It highlights the fact that all of us are dealing with feelings of stress, anxiety, loneliness, insecurity and fear. We’re all human.
Years ago I wrote a letter to Lisa Malosky, a sports broadcaster in Houston, professing my admiration for her work and my desire to become a sports broadcaster. I told her that I loved sports and I thought it would be so cool to talk to the athletes themselves. Her hand-written response included these words, “Athletes are people too.”
Twenty years into my sports broadcasting career I know exactly what she meant. I understand the role of empathy in seeing the human side of all people, whether I’m talking to athletes,...
Effective communicators and negotiators know their point of view isn't the only one to consider in a conversation.
It's important to communicate your value, message, solution, strategy, etc... but if you haven't considered how that fits with the objective and point of view of the other person(s) in the conversation you're talking, not communicating.
Sports agent Kelli Masters explained how this factors into negotiating contracts for the athletes she represents. You don't need to work in sports for this message to resonate.
If you don't consider or recognize other points of view during a conversation you're less likely to be effective in your communication tactics, as Kelli explains in the video.
Kelli is a trailblazer in sports and she is now an author. Her first book is available for pre-order High-Impact Life: A Sports Agent's Secrets to Finding and Fulfilling a Purpose You Can't Lose. I've already ordered mine!
Self care is a popular term, but what if you take it a step further and practice "sacred selfishness?" Leaders need to place high value on taking care of themselves so they can lead others.
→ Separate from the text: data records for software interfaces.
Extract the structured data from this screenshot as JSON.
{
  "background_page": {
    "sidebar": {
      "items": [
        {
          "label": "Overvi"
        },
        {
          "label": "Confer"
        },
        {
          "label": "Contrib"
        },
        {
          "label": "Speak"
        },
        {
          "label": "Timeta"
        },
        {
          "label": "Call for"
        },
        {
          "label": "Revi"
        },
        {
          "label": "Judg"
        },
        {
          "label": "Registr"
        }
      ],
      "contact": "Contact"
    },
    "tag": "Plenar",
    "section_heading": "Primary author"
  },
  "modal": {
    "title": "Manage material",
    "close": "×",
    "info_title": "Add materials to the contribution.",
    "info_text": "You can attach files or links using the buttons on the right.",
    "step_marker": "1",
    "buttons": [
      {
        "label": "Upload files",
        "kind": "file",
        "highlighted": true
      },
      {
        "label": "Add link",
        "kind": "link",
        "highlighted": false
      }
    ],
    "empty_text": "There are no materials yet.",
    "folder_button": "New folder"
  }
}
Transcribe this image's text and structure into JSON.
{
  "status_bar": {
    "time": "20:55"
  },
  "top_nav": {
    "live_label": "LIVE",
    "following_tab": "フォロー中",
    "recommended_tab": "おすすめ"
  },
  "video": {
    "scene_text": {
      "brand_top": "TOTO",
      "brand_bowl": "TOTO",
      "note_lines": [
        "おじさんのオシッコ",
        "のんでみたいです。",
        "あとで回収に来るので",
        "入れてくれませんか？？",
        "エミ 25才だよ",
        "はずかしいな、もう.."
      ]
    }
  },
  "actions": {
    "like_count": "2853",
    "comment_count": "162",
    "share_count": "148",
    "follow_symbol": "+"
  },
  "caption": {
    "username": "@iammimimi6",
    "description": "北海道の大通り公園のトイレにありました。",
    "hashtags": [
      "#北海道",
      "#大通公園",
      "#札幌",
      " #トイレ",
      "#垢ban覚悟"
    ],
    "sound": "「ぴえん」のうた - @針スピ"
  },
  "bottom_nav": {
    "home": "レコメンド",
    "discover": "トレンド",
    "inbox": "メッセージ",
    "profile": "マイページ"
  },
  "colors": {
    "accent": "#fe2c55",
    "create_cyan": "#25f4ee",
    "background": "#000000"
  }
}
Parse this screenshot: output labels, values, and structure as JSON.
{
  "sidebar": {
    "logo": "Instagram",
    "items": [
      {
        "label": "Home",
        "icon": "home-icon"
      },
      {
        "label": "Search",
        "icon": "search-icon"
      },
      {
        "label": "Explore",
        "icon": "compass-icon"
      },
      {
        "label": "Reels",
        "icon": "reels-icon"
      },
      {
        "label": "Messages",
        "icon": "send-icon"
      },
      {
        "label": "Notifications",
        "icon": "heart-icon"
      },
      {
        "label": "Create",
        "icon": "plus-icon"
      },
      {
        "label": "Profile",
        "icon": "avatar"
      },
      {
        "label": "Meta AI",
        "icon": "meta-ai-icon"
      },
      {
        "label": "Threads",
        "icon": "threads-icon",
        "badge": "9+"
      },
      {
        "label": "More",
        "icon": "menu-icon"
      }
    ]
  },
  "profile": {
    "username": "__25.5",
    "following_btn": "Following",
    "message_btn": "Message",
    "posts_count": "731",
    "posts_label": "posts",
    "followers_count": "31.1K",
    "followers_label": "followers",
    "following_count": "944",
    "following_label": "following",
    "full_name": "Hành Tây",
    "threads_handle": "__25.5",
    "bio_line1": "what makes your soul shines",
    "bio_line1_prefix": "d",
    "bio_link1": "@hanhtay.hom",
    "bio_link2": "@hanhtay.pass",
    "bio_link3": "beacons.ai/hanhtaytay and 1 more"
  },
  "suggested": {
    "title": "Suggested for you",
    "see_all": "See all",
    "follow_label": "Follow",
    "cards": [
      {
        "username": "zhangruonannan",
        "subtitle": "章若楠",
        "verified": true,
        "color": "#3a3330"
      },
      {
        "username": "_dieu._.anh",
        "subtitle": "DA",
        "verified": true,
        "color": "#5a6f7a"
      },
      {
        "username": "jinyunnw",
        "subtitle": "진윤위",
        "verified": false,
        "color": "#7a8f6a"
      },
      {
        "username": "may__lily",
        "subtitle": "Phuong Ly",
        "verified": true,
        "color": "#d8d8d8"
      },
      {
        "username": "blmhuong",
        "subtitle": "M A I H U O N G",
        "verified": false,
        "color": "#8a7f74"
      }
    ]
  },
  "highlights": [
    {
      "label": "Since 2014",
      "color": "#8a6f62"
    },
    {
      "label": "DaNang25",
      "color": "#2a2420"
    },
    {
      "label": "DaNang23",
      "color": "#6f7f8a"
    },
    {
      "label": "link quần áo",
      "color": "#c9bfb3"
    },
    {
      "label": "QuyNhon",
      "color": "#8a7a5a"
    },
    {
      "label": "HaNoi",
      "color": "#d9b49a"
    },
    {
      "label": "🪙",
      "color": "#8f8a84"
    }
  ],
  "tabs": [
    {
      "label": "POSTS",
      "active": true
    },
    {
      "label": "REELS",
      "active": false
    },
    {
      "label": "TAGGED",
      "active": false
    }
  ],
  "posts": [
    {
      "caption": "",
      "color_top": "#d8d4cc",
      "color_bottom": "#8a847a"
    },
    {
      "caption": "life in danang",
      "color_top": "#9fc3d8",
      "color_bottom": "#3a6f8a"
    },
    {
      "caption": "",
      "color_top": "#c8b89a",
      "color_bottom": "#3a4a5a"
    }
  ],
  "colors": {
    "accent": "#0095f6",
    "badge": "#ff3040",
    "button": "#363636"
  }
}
And according to Jonni Ressler, CEO of Eleven 11 Solutions, it's one of the best habits you can develop as a leader.